    For children, their rescue inhaler is often used with a device called a spacer. This device helps children inhale the medication into the lungs to alleviate symptoms of asthma. Your doctor may also prescribe a nebulizer for aerosolized delivery of the medication.

    Side effects can include tremor, rapid heart rate and nervousness, all of which dissipate within a few minutes of taking the medication.

  2. Controller medicines provide long-term control of asthma and prevent future symptoms. Your doctor will determine if the frequency and severity of your or your child’s symptoms require the use of a maintenance medication. All of the controller medications work by reducing the inflammation in the airways. By reducing swelling, the lungs are stronger and a patient is much less likely to have asthma symptoms.

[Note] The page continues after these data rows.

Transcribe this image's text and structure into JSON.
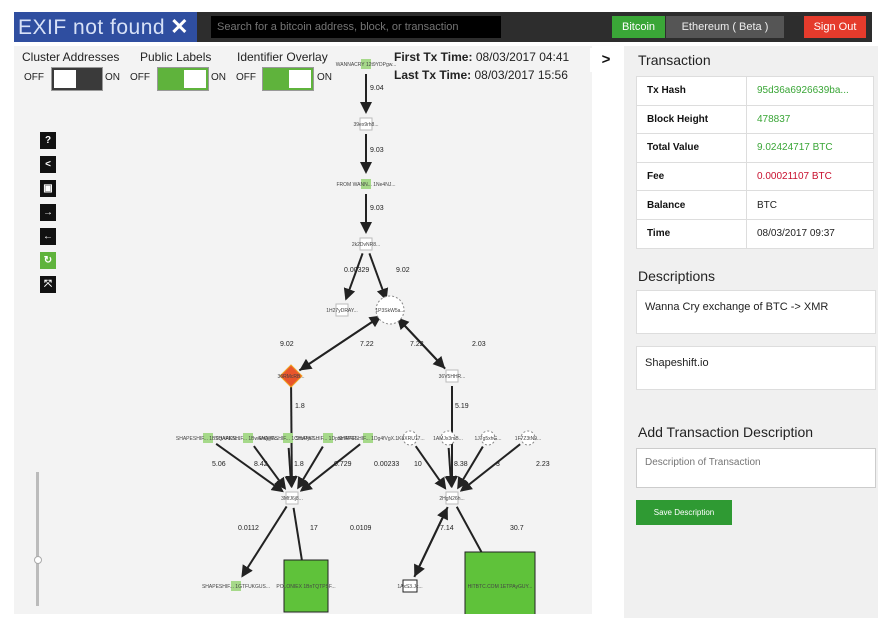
{
  "header": {
    "logo_text": "EXIF not found",
    "logo_close": "✕",
    "search_placeholder": "Search for a bitcoin address, block, or transaction",
    "btn_bitcoin": "Bitcoin",
    "btn_ethereum": "Ethereum ( Beta )",
    "btn_signout": "Sign Out",
    "colors": {
      "dark": "#2d2d2d",
      "brand": "#2f4ea0",
      "green": "#3aa637",
      "red": "#e53b2c"
    }
  },
  "toggles": [
    {
      "label": "Cluster Addresses",
      "off": "OFF",
      "on": "ON",
      "state": "off"
    },
    {
      "label": "Public Labels",
      "off": "OFF",
      "on": "ON",
      "state": "on"
    },
    {
      "label": "Identifier Overlay",
      "off": "OFF",
      "on": "ON",
      "state": "on"
    }
  ],
  "tx_times": {
    "first_label": "First Tx Time:",
    "first_value": "08/03/2017 04:41",
    "last_label": "Last Tx Time:",
    "last_value": "08/03/2017 15:56"
  },
  "toolbar": {
    "help": "?",
    "share": "<",
    "save": "▣",
    "forward": "→",
    "back": "←",
    "reset": "↻",
    "fullscreen": "⤧",
    "icons": [
      "help-icon",
      "share-icon",
      "save-icon",
      "forward-icon",
      "back-icon",
      "reset-icon",
      "fullscreen-icon"
    ]
  },
  "graph": {
    "nodes": [
      {
        "label": "WANNACRY 12t9YDPgw..."
      },
      {
        "label": "39ex9rh8..."
      },
      {
        "label": "FROM WANN... 1Ne4NJ..."
      },
      {
        "label": "2k2DvNR8..."
      },
      {
        "label": "1H27yDRAY..."
      },
      {
        "label": "1P3SkW5a..."
      },
      {
        "label": "36RMcRB..."
      },
      {
        "label": "36V5HHR..."
      },
      {
        "label": "SHAPESHIF... 1BTQAAKN..."
      },
      {
        "label": "SHAPESHIF... 1Bw4AQgPc..."
      },
      {
        "label": "SHAPESHIF... 1CHzPyrT..."
      },
      {
        "label": "SHAPESHIF... 1Dpsb7PRR..."
      },
      {
        "label": "SHAPESHIF... 1Dg4fVgX..."
      },
      {
        "label": "1K8XRU17..."
      },
      {
        "label": "1AMJx3mB..."
      },
      {
        "label": "1J7g5xhG..."
      },
      {
        "label": "1F7Z3tN9..."
      },
      {
        "label": "3MfJ6j8..."
      },
      {
        "label": "2HgN26h..."
      },
      {
        "label": "SHAPESHIF... 1GTFUKGUS..."
      },
      {
        "label": "POLONIEX 1BnTQTPSF..."
      },
      {
        "label": "1AxS3.Jc..."
      },
      {
        "label": "HITBTC.COM 1ETPAyGUY..."
      }
    ],
    "edges": [
      "9.04",
      "9.03",
      "9.03",
      "0.00329",
      "9.02",
      "9.02",
      "7.22",
      "7.22",
      "2.03",
      "1.8",
      "5.19",
      "5.06",
      "8.42",
      "1.8",
      "0.729",
      "0.00233",
      "10",
      "8.38",
      "3",
      "2.23",
      "0.0112",
      "17",
      "0.0109",
      "7.14",
      "30.7"
    ]
  },
  "panel": {
    "title": "Transaction",
    "collapse": ">",
    "rows": [
      {
        "key": "Tx Hash",
        "value": "95d36a6926639ba...",
        "color": "#3aa637"
      },
      {
        "key": "Block Height",
        "value": "478837",
        "color": "#3aa637"
      },
      {
        "key": "Total Value",
        "value": "9.02424717 BTC",
        "color": "#3aa637"
      },
      {
        "key": "Fee",
        "value": "0.00021107 BTC",
        "color": "#c8102e"
      },
      {
        "key": "Balance",
        "value": "BTC",
        "color": "#222222"
      },
      {
        "key": "Time",
        "value": "08/03/2017 09:37",
        "color": "#222222"
      }
    ],
    "descriptions_title": "Descriptions",
    "descriptions": [
      "Wanna Cry exchange of BTC -> XMR",
      "Shapeshift.io"
    ],
    "add_title": "Add Transaction Description",
    "input_placeholder": "Description of Transaction",
    "save_label": "Save Description"
  }
}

    The most commonly prescribed medication in maintenance control of asthma is an inhaled steroid. These can be given as an inhaler or via the nebulizer in small children. These medications treat the inflammation within the lungs, the primary problem in asthma. Trade names for inhaled steroid medications that your doctor may prescribe include: Flovent, Qvar, Asmanex, Pulmicort and Alvesco. The inhalers for these medications differ between brands and your doctor will teach you how to properly administer to ensure that the medications reach the lungs. Corticosteroid medications have developed a scary reputation, but especially when inhaled, are extremely safe and effective for controlling asthma inflammation. The steroids that athletes take are a different type of steroid and are not related to the medications we use to treat asthma.

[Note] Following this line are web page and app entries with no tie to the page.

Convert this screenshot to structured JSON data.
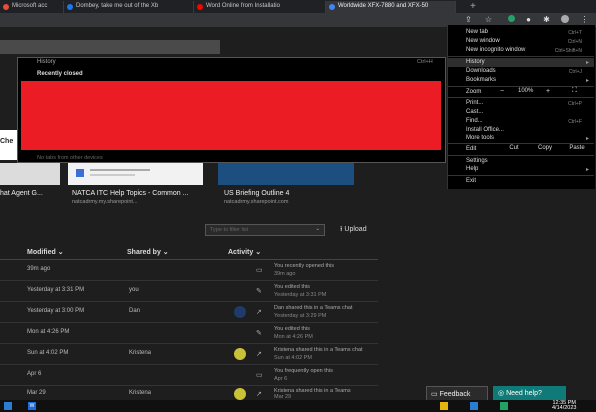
{
  "browser": {
    "tabs": [
      {
        "label": "Microsoft acc",
        "color": "#e74c3c"
      },
      {
        "label": "Dombey, take me out of the Xb",
        "color": "#1877f2"
      },
      {
        "label": "Word Online from Installatio",
        "color": "#ff0000"
      },
      {
        "label": "Worldwide XFX-7880 and XFX-50",
        "color": "#4285f4"
      }
    ],
    "new_tab_glyph": "+"
  },
  "history_menu": {
    "title": "History",
    "shortcut": "Ctrl+H",
    "recently_closed": "Recently closed",
    "other_devices": "No tabs from other devices"
  },
  "chrome_menu": {
    "new_tab": "New tab",
    "new_tab_sc": "Ctrl+T",
    "new_window": "New window",
    "new_window_sc": "Ctrl+N",
    "new_incognito": "New incognito window",
    "new_incognito_sc": "Ctrl+Shift+N",
    "history": "History",
    "downloads": "Downloads",
    "downloads_sc": "Ctrl+J",
    "bookmarks": "Bookmarks",
    "zoom": "Zoom",
    "zoom_minus": "−",
    "zoom_value": "100%",
    "zoom_plus": "+",
    "print": "Print...",
    "print_sc": "Ctrl+P",
    "cast": "Cast...",
    "find": "Find...",
    "find_sc": "Ctrl+F",
    "install_office": "Install Office...",
    "more_tools": "More tools",
    "edit": "Edit",
    "cut": "Cut",
    "copy": "Copy",
    "paste": "Paste",
    "settings": "Settings",
    "help": "Help",
    "exit": "Exit"
  },
  "page": {
    "left_fragment": "Che",
    "cards": [
      {
        "title": "hat Agent G...",
        "sub": ""
      },
      {
        "title": "NATCA ITC Help Topics - Common ...",
        "sub": "natcadrmy.my.sharepoint..."
      },
      {
        "title": "US Briefing Outline 4",
        "sub": "natcadrmy.sharepoint.com"
      }
    ],
    "filter_placeholder": "Type to filter list",
    "upload_label": "Upload",
    "columns": {
      "modified": "Modified",
      "shared_by": "Shared by",
      "activity": "Activity"
    },
    "rows": [
      {
        "modified": "39m ago",
        "shared_by": "",
        "act1": "You recently opened this",
        "act2": "39m ago",
        "avatar": ""
      },
      {
        "modified": "Yesterday at 3:31 PM",
        "shared_by": "you",
        "act1": "You edited this",
        "act2": "Yesterday at 3:31 PM",
        "avatar": ""
      },
      {
        "modified": "Yesterday at 3:00 PM",
        "shared_by": "Dan",
        "act1": "Dan shared this in a Teams chat",
        "act2": "Yesterday at 3:29 PM",
        "avatar": "#1f3a6b"
      },
      {
        "modified": "Mon at 4:26 PM",
        "shared_by": "",
        "act1": "You edited this",
        "act2": "Mon at 4:26 PM",
        "avatar": ""
      },
      {
        "modified": "Sun at 4:02 PM",
        "shared_by": "Kristena",
        "act1": "Kristena shared this in a Teams chat",
        "act2": "Sun at 4:02 PM",
        "avatar": "#c9c236"
      },
      {
        "modified": "Apr 6",
        "shared_by": "",
        "act1": "You frequently open this",
        "act2": "Apr 6",
        "avatar": ""
      },
      {
        "modified": "Mar 29",
        "shared_by": "Kristena",
        "act1": "Kristena shared this in a Teams",
        "act2": "Mar 29",
        "avatar": "#c9c236"
      }
    ],
    "feedback_label": "Feedback",
    "need_help_label": "Need help?"
  },
  "taskbar": {
    "time": "12:35 PM",
    "date": "4/14/2023"
  },
  "colors": {
    "redaction": "#ec1c24",
    "accent": "#0f7a78"
  }
}
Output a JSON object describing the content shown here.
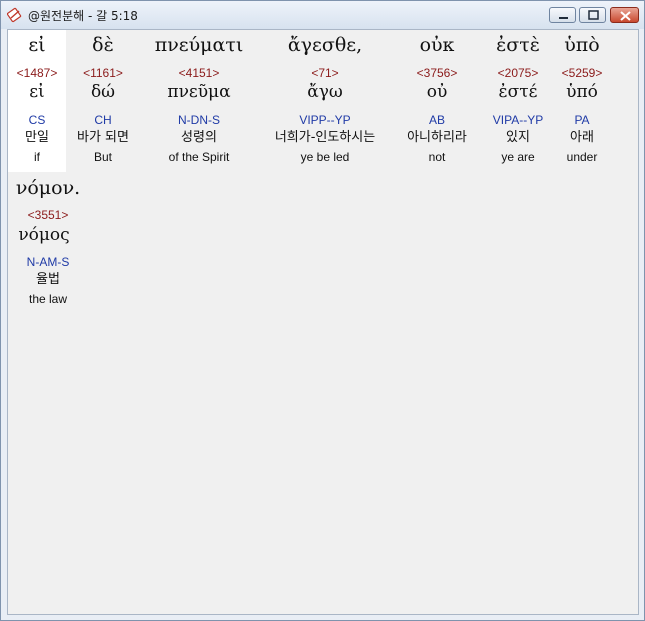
{
  "window": {
    "title": "@원전분해 - 갈 5:18"
  },
  "words": [
    {
      "greek": "εἰ",
      "strong": "<1487>",
      "lemma": "εἰ",
      "parse": "CS",
      "korean": "만일",
      "english": "if"
    },
    {
      "greek": "δὲ",
      "strong": "<1161>",
      "lemma": "δώ",
      "parse": "CH",
      "korean": "바가 되면",
      "english": "But"
    },
    {
      "greek": "πνεύματι",
      "strong": "<4151>",
      "lemma": "πνεῦμα",
      "parse": "N-DN-S",
      "korean": "성령의",
      "english": "of the Spirit"
    },
    {
      "greek": "ἄγεσθε,",
      "strong": "<71>",
      "lemma": "ἄγω",
      "parse": "VIPP--YP",
      "korean": "너희가-인도하시는",
      "english": "ye be led"
    },
    {
      "greek": "οὐκ",
      "strong": "<3756>",
      "lemma": "οὐ",
      "parse": "AB",
      "korean": "아니하리라",
      "english": "not"
    },
    {
      "greek": "ἐστὲ",
      "strong": "<2075>",
      "lemma": "ἐστέ",
      "parse": "VIPA--YP",
      "korean": "있지",
      "english": "ye are"
    },
    {
      "greek": "ὑπὸ",
      "strong": "<5259>",
      "lemma": "ὑπό",
      "parse": "PA",
      "korean": "아래",
      "english": "under"
    },
    {
      "greek": "νόμον.",
      "strong": "<3551>",
      "lemma": "νόμος",
      "parse": "N-AM-S",
      "korean": "율법",
      "english": "the law"
    }
  ]
}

It is very important that you or your child take all the medicines that the doctor prescribes. A common mistake is to stop taking controller asthma medications when the symptoms improve. Symptom improvement is due to the medication, it does not mean the asthma is gone. Leaving asthma untreated has much bigger risks than any risks associated with the medications. Asthma may improve or worsen with changes in seasons and exposure to asthma triggers, therefore it is important to have regular check-ups to evaluate and monitor your asthma as medication changes are necessary from time to time.

Biologics in the Treatment of Asthma

For most people with mild to moderate asthma, the controller medicines work well to prevent asthma attacks and the quick-relief/rescue medicines are effective once symptoms start. However, for 5-10 percent of people with this condition, traditional asthma therapies may not work. There is a relatively new group of prescription drugs, called biologics, that target the pathways that link inflammation to asthma, rather than just treating the symptoms.

There are two types of biologic drugs approved to treat severe asthma. One type is used for patients with allergic asthma and the other for those with eosinophilic asthma. Based on the type of asthma, your Atlanta Allergy & Asthma physician will determine the biologic therapy appropriate for you.

Useful Resources

American College of Allergy Asthma & Immunology

American Academy of Allergy Asthma & Immunology

American Lung Association

Centers for Disease Control and Prevention